  • Be time consuming
  • Lead to greater human error
  • Lack security
  • Risk physical damage by natural disasters, fires, and other accidents

If you are still recording finances on paper, you should consider upgrading to a computer-based or online accounting system.

QuickBooks Is the Most Popular Accounting Software

QuickBooks reigns as the top accounting software among small businesses.

Nearly three-quarters of small businesses (74%) primarily use QuickBooks. All other accounting software included in the survey have 6% use or lower.

Most popular accounting software graph

Small businesses may see QuickBooks’ omnipresence as a benefit, considering so many people already have the skills required to use it.

“We use it because it's the most popular accounting software out there, which means pretty much every accounting professional knows how to use it,” said Peter Yang, co-founder of Resume Writing Services. “This gives us more options for if we ever need to hire an in-house accountant or replace our current one.”

Other software solutions may require further training if the accountants or small businesses aren’t familiar with them.

Jon Fasoli, director of product management at Intuit, the software company behind QuickBooks, says it’s not surprising that so many small businesses rely on QuickBooks.

“We built QuickBooks Online from the ground up as an easy-to-use yet powerful platform for small businesses looking to do less back-end manual entry data and instead focus on what matters most – running and growing their business,” Fasoli said.

Small businesses use QuickBooks because it was created with their needs in mind.

QuickBooks also maintains significant name recognition and longevity; the software first launched in 1992 and already had 84% of the retail accounting software market share by 1998.

Regardless of brand, most accounting software can streamline accounting processes for small businesses.

Evaluate Your Small Business Accounting Resources

Small businesses with limited budgets and manpower often keep minimal accounting staff.

Nearly half of small businesses (45%) have neither an accountant nor a bookkeeper, but outsourcing can provide affordable talent.

Small businesses may also cut costs by combining HR and accounting responsibilities. Since both HR and accounting require significant expertise, this can lead to confusion and even legal trouble.

Overall, businesses that use accounting software prefer online-based solutions, though one-third use offline software to record finances and a full quarter still record their finances on paper. Paper, or manual accounting, is not recommended given its greater risk for error and loss.

From the beginning, small businesses must consider the resources they need to completely their accounting accurately.

About the Survey

Clutch surveyed 302 small business owners or managers who are involved or very involved in their business’s financial decisions. Small businesses are defined as those with 500 or fewer employees.

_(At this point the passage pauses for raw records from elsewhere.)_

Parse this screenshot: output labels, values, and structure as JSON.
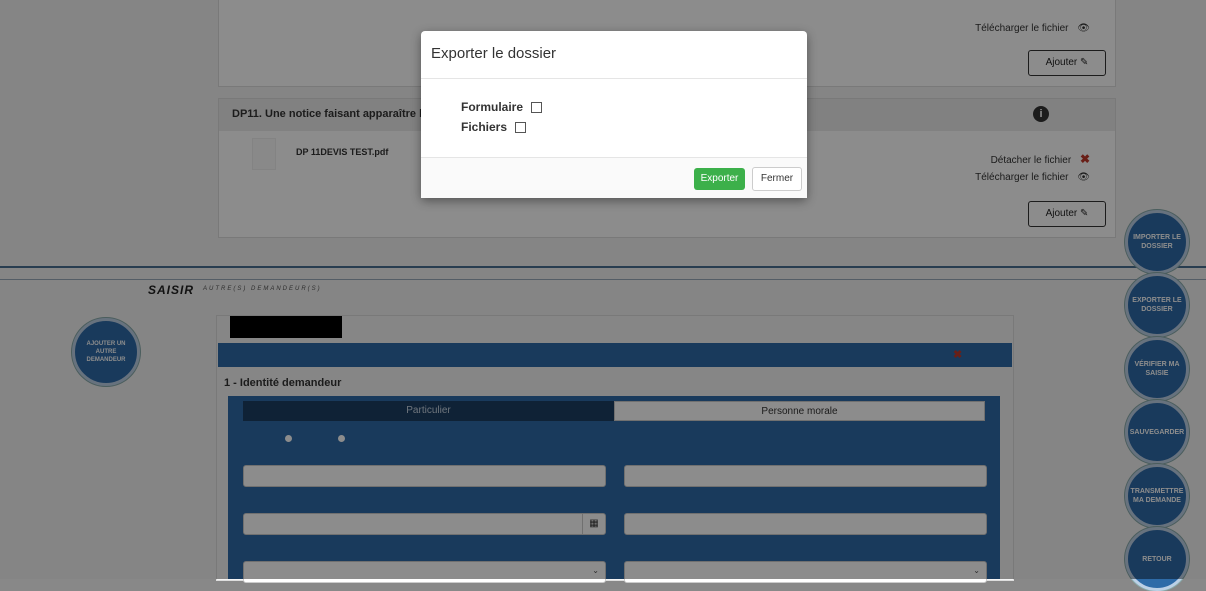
{
  "files_section_top": {
    "download_label": "Télécharger le fichier",
    "add_label": "Ajouter"
  },
  "dp11": {
    "title": "DP11. Une notice faisant apparaître le",
    "file_name": "DP 11DEVIS TEST.pdf",
    "detach_label": "Détacher le fichier",
    "download_label": "Télécharger le fichier",
    "add_label": "Ajouter"
  },
  "section": {
    "title": "SAISIR",
    "subtitle": "AUTRE(S) DEMANDEUR(S)"
  },
  "add_requester_button": "AJOUTER UN AUTRE DEMANDEUR",
  "form": {
    "section_title": "1 - Identité demandeur",
    "tab_particulier": "Particulier",
    "tab_personne_morale": "Personne morale"
  },
  "side_actions": [
    "IMPORTER LE DOSSIER",
    "EXPORTER LE DOSSIER",
    "VÉRIFIER MA SAISIE",
    "SAUVEGARDER",
    "TRANSMETTRE MA DEMANDE",
    "RETOUR"
  ],
  "modal": {
    "title": "Exporter le dossier",
    "option_form": "Formulaire",
    "option_files": "Fichiers",
    "export_button": "Exporter",
    "close_button": "Fermer"
  },
  "colors": {
    "primary_blue": "#2e6ba8",
    "dark_blue": "#1d3f63",
    "export_green": "#3cb04a"
  }
}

Fifty-eight percent (58%) are female and 42% are male.

Sixty percent (60%) of respondents have owned or managed a small business for 5 years or more; 17% for 3-4 years; 13% for 1-2 years; 10% for less than 1 year.